[[ Extracted records, beginning ]]

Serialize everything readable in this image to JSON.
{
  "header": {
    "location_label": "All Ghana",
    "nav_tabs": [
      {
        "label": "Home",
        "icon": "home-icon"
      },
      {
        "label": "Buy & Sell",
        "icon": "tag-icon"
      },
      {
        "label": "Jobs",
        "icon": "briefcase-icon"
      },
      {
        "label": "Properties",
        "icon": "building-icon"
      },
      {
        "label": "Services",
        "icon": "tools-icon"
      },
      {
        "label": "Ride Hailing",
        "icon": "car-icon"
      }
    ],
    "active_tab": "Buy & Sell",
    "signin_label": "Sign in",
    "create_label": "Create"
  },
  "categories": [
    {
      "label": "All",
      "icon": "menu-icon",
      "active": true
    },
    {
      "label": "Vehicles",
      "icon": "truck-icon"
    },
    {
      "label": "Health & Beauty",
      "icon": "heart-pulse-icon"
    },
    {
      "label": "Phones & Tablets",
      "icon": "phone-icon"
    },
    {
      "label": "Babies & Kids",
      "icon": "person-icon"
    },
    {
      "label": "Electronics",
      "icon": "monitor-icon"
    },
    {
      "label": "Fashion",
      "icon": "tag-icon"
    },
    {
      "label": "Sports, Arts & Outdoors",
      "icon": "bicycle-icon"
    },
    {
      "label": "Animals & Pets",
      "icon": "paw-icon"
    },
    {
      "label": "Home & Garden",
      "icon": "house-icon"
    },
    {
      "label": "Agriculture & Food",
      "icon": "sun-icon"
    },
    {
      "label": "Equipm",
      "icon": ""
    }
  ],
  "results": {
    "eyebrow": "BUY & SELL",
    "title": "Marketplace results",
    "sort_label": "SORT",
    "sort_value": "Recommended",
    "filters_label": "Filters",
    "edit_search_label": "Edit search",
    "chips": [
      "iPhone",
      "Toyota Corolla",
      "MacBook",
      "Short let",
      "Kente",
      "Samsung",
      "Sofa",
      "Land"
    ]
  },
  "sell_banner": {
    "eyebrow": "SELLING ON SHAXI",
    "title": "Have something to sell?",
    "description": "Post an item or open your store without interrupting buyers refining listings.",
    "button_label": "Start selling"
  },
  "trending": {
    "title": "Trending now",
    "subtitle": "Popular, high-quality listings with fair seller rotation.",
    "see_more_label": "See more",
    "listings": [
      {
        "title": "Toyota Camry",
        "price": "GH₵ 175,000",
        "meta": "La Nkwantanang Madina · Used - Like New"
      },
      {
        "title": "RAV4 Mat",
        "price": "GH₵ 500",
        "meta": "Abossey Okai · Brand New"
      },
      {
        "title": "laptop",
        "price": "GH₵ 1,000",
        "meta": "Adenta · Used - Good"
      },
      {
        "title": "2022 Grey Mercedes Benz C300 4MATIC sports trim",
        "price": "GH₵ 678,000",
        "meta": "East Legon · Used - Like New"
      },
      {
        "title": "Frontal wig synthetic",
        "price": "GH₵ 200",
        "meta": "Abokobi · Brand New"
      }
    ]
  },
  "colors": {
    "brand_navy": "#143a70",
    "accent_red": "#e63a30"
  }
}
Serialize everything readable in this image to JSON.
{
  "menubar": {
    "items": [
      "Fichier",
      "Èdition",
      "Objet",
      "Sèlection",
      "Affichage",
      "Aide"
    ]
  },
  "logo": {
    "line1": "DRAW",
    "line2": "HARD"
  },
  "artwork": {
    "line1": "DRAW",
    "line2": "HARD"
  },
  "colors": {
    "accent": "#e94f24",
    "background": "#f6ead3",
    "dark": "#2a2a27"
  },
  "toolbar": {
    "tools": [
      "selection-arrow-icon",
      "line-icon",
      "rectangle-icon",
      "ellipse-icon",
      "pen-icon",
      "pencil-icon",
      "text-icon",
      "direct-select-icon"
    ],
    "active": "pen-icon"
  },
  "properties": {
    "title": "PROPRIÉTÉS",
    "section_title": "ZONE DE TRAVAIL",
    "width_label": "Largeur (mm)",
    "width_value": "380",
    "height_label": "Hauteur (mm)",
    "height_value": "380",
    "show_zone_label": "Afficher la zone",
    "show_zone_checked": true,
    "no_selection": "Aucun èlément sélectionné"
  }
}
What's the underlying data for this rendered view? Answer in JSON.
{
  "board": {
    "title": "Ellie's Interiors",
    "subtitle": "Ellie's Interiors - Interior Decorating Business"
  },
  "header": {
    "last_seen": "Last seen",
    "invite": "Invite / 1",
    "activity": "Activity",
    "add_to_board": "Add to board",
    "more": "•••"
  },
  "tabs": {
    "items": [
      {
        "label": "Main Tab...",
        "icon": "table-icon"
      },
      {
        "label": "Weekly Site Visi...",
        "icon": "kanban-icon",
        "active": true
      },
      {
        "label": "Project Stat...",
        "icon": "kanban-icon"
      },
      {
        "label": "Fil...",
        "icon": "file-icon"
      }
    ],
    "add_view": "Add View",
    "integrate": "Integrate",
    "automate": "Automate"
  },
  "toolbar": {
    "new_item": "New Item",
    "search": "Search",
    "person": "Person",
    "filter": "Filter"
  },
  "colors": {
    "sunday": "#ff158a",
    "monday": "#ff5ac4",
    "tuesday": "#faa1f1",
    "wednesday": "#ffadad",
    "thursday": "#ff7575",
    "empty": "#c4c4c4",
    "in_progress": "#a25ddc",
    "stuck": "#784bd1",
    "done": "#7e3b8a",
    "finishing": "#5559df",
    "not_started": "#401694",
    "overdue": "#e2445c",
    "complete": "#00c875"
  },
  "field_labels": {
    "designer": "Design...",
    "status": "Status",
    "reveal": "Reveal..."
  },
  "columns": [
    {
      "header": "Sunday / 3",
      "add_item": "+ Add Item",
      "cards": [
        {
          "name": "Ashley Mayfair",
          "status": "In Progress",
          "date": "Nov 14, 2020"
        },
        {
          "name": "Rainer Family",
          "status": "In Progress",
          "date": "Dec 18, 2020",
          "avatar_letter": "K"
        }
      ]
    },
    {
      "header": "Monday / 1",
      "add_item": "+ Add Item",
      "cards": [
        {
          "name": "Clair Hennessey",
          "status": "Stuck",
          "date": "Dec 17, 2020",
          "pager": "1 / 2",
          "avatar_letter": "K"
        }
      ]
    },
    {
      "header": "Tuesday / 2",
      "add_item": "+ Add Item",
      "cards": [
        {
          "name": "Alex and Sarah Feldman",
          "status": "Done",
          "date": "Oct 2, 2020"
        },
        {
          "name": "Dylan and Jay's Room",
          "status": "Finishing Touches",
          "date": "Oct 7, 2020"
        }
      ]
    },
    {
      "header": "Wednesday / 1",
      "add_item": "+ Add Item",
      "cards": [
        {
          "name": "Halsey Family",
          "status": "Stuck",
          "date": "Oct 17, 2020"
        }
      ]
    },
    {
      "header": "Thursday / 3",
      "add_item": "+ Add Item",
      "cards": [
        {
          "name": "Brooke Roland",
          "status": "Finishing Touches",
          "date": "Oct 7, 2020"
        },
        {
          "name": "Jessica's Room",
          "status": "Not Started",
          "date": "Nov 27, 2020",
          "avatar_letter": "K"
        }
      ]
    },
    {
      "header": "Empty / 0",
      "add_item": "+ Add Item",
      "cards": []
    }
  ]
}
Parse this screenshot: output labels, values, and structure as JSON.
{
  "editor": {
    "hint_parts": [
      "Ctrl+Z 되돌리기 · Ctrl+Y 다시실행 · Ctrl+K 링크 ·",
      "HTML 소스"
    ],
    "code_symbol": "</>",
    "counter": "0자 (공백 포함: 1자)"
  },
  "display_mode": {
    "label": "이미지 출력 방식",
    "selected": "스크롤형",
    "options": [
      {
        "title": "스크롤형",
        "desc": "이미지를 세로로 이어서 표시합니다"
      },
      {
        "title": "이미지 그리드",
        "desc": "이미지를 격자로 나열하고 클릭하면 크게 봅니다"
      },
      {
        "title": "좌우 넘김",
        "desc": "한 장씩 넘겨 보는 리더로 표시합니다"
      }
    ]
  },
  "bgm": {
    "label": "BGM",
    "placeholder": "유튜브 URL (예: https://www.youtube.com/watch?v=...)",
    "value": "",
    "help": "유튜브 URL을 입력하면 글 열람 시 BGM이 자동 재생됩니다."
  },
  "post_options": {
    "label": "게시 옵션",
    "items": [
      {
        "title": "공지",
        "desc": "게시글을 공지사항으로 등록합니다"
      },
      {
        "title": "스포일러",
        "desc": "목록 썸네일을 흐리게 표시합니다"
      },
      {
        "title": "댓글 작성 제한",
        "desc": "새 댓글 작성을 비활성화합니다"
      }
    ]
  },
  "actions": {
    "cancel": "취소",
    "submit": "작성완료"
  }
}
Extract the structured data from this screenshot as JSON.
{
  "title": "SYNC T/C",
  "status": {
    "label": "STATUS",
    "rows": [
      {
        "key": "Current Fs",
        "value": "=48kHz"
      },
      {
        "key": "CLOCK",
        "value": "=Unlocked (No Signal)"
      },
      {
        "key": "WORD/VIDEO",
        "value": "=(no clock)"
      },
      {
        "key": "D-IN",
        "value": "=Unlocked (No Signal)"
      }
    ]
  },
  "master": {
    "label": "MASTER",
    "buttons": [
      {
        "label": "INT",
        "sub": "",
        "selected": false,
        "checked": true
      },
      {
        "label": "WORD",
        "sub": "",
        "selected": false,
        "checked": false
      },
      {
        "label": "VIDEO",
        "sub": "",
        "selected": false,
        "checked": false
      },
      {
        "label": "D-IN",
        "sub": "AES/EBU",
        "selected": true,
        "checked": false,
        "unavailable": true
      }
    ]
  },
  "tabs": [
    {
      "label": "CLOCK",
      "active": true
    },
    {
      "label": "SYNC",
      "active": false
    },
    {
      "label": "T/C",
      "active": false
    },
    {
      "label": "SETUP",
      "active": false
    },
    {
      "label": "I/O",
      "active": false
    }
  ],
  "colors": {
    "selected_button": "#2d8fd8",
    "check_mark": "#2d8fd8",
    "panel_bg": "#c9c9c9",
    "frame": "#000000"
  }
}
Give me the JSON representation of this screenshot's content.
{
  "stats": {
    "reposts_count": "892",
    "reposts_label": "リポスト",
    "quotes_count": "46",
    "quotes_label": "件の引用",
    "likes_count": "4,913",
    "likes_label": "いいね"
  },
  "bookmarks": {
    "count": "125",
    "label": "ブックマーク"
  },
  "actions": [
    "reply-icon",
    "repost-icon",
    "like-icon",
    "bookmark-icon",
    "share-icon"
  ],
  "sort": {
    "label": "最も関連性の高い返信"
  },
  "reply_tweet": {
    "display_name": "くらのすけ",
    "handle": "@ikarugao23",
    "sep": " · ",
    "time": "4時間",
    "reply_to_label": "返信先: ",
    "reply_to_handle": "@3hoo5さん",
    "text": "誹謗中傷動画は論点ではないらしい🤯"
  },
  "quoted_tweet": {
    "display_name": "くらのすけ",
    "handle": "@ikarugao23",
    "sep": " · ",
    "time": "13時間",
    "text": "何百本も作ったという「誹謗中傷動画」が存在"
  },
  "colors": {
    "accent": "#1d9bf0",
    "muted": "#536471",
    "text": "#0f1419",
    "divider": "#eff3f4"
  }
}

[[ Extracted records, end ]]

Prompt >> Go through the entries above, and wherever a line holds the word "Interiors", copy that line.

Output for this task >>
    "title": "Ellie's Interiors",
    "subtitle": "Ellie's Interiors - Interior Decorating Business"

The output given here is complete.